--- LISTED ENTRIES Enclosed Below ---
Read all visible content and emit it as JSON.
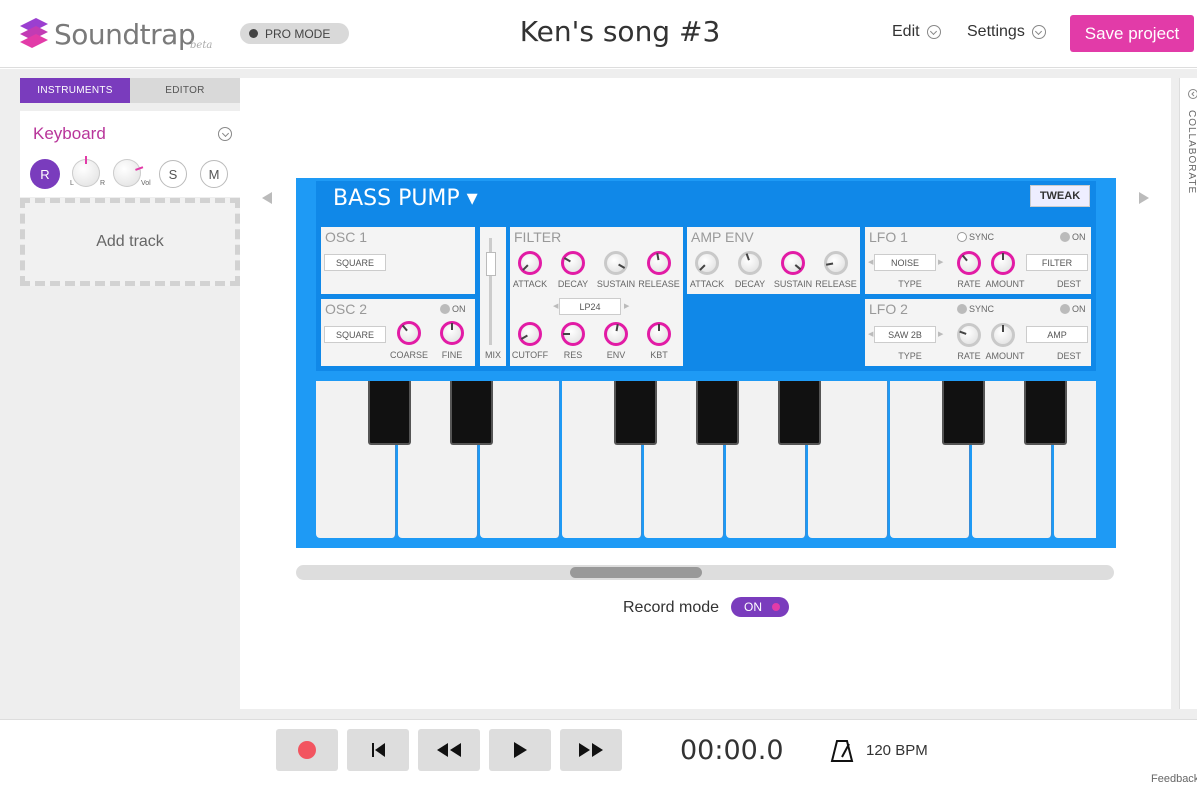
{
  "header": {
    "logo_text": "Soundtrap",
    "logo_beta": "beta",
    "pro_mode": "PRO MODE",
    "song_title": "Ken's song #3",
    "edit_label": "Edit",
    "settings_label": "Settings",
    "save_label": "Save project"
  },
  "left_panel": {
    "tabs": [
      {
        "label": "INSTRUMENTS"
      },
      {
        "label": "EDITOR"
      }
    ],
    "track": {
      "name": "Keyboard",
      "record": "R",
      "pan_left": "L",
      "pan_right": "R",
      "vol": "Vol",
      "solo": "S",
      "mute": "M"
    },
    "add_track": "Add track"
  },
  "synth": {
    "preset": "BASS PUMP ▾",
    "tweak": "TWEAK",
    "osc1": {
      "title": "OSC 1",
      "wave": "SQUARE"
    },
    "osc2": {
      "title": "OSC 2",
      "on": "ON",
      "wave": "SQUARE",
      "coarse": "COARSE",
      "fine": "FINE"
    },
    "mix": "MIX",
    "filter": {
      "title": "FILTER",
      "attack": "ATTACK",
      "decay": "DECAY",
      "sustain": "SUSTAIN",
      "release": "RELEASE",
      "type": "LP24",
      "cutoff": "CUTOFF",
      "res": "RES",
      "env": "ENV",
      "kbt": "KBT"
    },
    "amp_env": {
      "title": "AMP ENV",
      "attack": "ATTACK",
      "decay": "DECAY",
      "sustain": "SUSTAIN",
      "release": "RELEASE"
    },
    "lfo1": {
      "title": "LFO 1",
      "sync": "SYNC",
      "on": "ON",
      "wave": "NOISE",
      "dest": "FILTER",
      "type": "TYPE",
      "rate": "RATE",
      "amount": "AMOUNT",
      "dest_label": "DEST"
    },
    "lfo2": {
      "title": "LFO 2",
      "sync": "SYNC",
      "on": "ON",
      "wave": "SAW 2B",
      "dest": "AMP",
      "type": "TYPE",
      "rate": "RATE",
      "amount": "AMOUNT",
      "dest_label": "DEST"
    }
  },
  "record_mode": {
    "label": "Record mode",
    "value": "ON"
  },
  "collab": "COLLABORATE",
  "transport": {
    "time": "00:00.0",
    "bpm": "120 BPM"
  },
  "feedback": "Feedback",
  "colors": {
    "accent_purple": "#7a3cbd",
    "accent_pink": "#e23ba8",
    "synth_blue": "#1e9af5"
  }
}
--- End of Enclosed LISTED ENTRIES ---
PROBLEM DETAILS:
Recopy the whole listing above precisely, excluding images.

WRITTEN RESPONSE:
Read all visible content and emit it as JSON.
{
  "header": {
    "logo_text": "Soundtrap",
    "logo_beta": "beta",
    "pro_mode": "PRO MODE",
    "song_title": "Ken's song #3",
    "edit_label": "Edit",
    "settings_label": "Settings",
    "save_label": "Save project"
  },
  "left_panel": {
    "tabs": [
      {
        "label": "INSTRUMENTS"
      },
      {
        "label": "EDITOR"
      }
    ],
    "track": {
      "name": "Keyboard",
      "record": "R",
      "pan_left": "L",
      "pan_right": "R",
      "vol": "Vol",
      "solo": "S",
      "mute": "M"
    },
    "add_track": "Add track"
  },
  "synth": {
    "preset": "BASS PUMP ▾",
    "tweak": "TWEAK",
    "osc1": {
      "title": "OSC 1",
      "wave": "SQUARE"
    },
    "osc2": {
      "title": "OSC 2",
      "on": "ON",
      "wave": "SQUARE",
      "coarse": "COARSE",
      "fine": "FINE"
    },
    "mix": "MIX",
    "filter": {
      "title": "FILTER",
      "attack": "ATTACK",
      "decay": "DECAY",
      "sustain": "SUSTAIN",
      "release": "RELEASE",
      "type": "LP24",
      "cutoff": "CUTOFF",
      "res": "RES",
      "env": "ENV",
      "kbt": "KBT"
    },
    "amp_env": {
      "title": "AMP ENV",
      "attack": "ATTACK",
      "decay": "DECAY",
      "sustain": "SUSTAIN",
      "release": "RELEASE"
    },
    "lfo1": {
      "title": "LFO 1",
      "sync": "SYNC",
      "on": "ON",
      "wave": "NOISE",
      "dest": "FILTER",
      "type": "TYPE",
      "rate": "RATE",
      "amount": "AMOUNT",
      "dest_label": "DEST"
    },
    "lfo2": {
      "title": "LFO 2",
      "sync": "SYNC",
      "on": "ON",
      "wave": "SAW 2B",
      "dest": "AMP",
      "type": "TYPE",
      "rate": "RATE",
      "amount": "AMOUNT",
      "dest_label": "DEST"
    }
  },
  "record_mode": {
    "label": "Record mode",
    "value": "ON"
  },
  "collab": "COLLABORATE",
  "transport": {
    "time": "00:00.0",
    "bpm": "120 BPM"
  },
  "feedback": "Feedback",
  "colors": {
    "accent_purple": "#7a3cbd",
    "accent_pink": "#e23ba8",
    "synth_blue": "#1e9af5"
  }
}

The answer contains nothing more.